Cleveland, Ohio - CMCN's crew of dedicated art handlers, packers, and conveyers was hired to relocate the outdoor sculpture Urns installed in the outdoor public space in the heart of downtown Cleveland known as "Mall B". After being selected for the 2003 International Call for Artists competition, Brian Tolle created the 2-year, temporary public art sculpture, "For the Gentle Wind Doth Move Silently, Invisibly," on commission by Cleveland Public Art. The sculpture is in honor of the 100th anniversary of architect Daniel Burnham's Group Plan of 1903 for the city of Cleveland.

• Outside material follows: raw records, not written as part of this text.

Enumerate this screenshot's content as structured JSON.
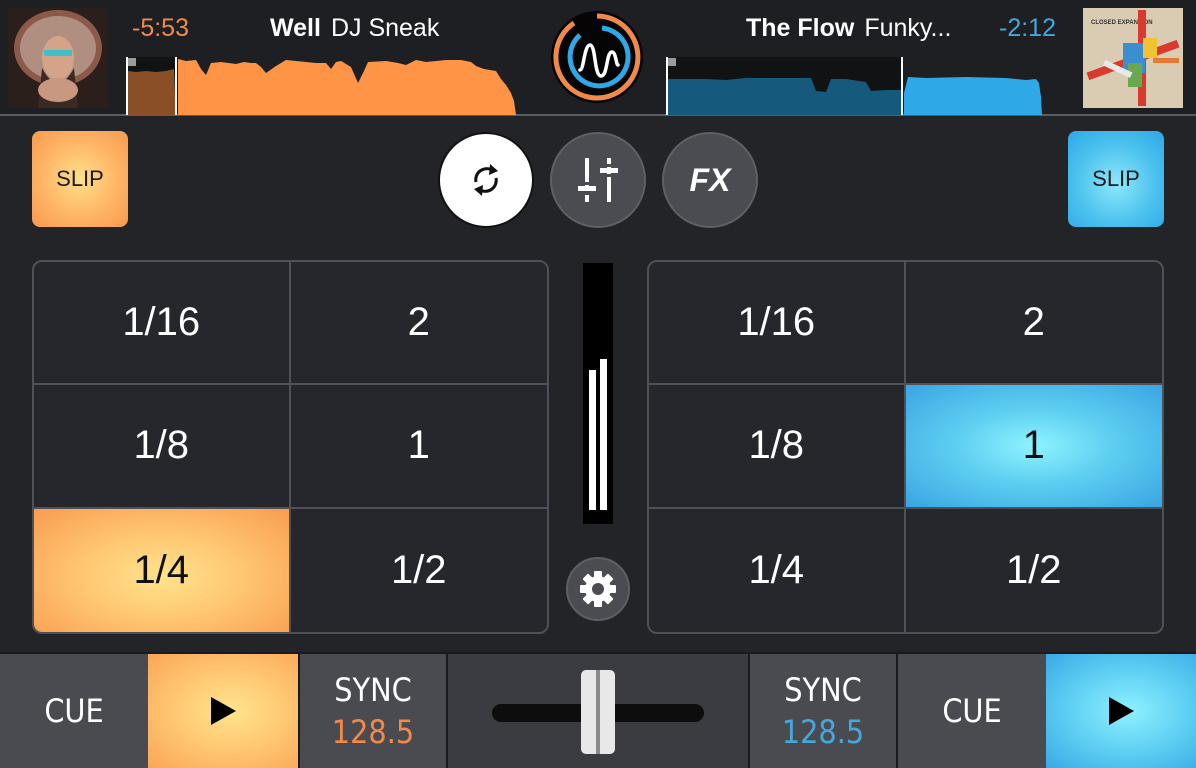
{
  "deck_left": {
    "album_art": "album-art-headdress",
    "remaining_time": "-5:53",
    "track_title": "Well",
    "artist": "DJ Sneak",
    "waveform_color": "#ff9447",
    "waveform_played_color": "#8a4f26",
    "playhead_position": 0.12,
    "slip_label": "SLIP",
    "pads": [
      "1/16",
      "2",
      "1/8",
      "1",
      "1/4",
      "1/2"
    ],
    "active_pad": "1/4",
    "cue_label": "CUE",
    "sync_label": "SYNC",
    "bpm": "128.5",
    "accent": "#f08a4b"
  },
  "deck_right": {
    "album_art": "album-art-closed-expansion",
    "album_art_text": "CLOSED EXPANSION",
    "remaining_time": "-2:12",
    "track_title": "The Flow",
    "artist": "Funky...",
    "waveform_color": "#2ea8e6",
    "waveform_played_color": "#155a7c",
    "playhead_position": 0.59,
    "slip_label": "SLIP",
    "pads": [
      "1/16",
      "2",
      "1/8",
      "1",
      "1/4",
      "1/2"
    ],
    "active_pad": "1",
    "cue_label": "CUE",
    "sync_label": "SYNC",
    "bpm": "128.5",
    "accent": "#45a8dc"
  },
  "center": {
    "logo": "app-logo-wave",
    "buttons": [
      {
        "name": "loop",
        "icon": "sync-loop-icon",
        "active": true
      },
      {
        "name": "mixer",
        "icon": "sliders-icon",
        "active": false
      },
      {
        "name": "fx",
        "label": "FX",
        "active": false
      }
    ],
    "meter_levels": [
      0.6,
      0.65
    ],
    "settings_icon": "gear-icon",
    "crossfader_position": 0.5
  }
}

The work is a series of eight, 9-foot sculptural urns that have been machine-milled from high-density Styrofoam[TM], painted and then polyurethane coated. Tolle distorted the urns' traditional Neo-Classical shape, giving them unnatural and impossible forms with no two urns having the same shape. His public art often uses computer technology to rethink the familiar and historical shapes of the projects. This is the case for the Cleveland installation; it uses exact measurements of wind patterns off Lake Erie to employ cutting-edge SOFTIMAGE software, applying affects of the Lake's natural forces on sculptural urns.

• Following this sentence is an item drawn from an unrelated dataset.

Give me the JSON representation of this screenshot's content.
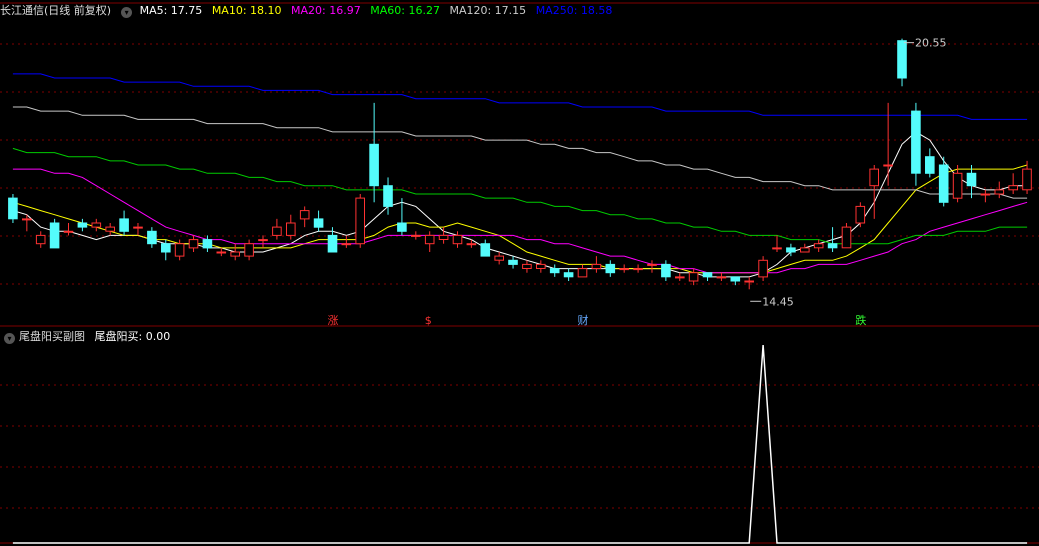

Brian Tolle worked with the influential Public Art Fund in New York City for two years and is known for his Irish Hunger Memorial in New York's Battery Park City. Tolle has had many solo and group shows across the country as well as in Europe. Quintessentially American, Tolle draws upon influences such as New England's Colonial period and the causes of mass European immigration to the United States, utilizing materials and techniques distinctly modern to celebrate bygone eras in danger of becoming culturally extinct.
The carefully crafted juxtaposition of eras has become a calling card of Tolle's, as evidenced by his Battery Park installation, memorializing with painstaking detail a quarter acre of genuine Irish countryside as a tribute to the losses incurred during the Irish Potato Famine. Works such as his Cleveland installation and the one in New York, which a leading art website referred to as "a combination of postmodern monument and landscape", underscore Tolle's commitment to history and the detailed research required to create and design pieces with such accurate touches of antiquity.
CM's Fine Arts Division, while in its relative infancy as an operation, handled and treated the work with reverence and respect traditionally reserved for pieces of great age and fragility. Due to the care provided by the CM art team, the Urns work was safely relocated to the artist's studio in Fleischmanns, New York, itself now a small slice of history.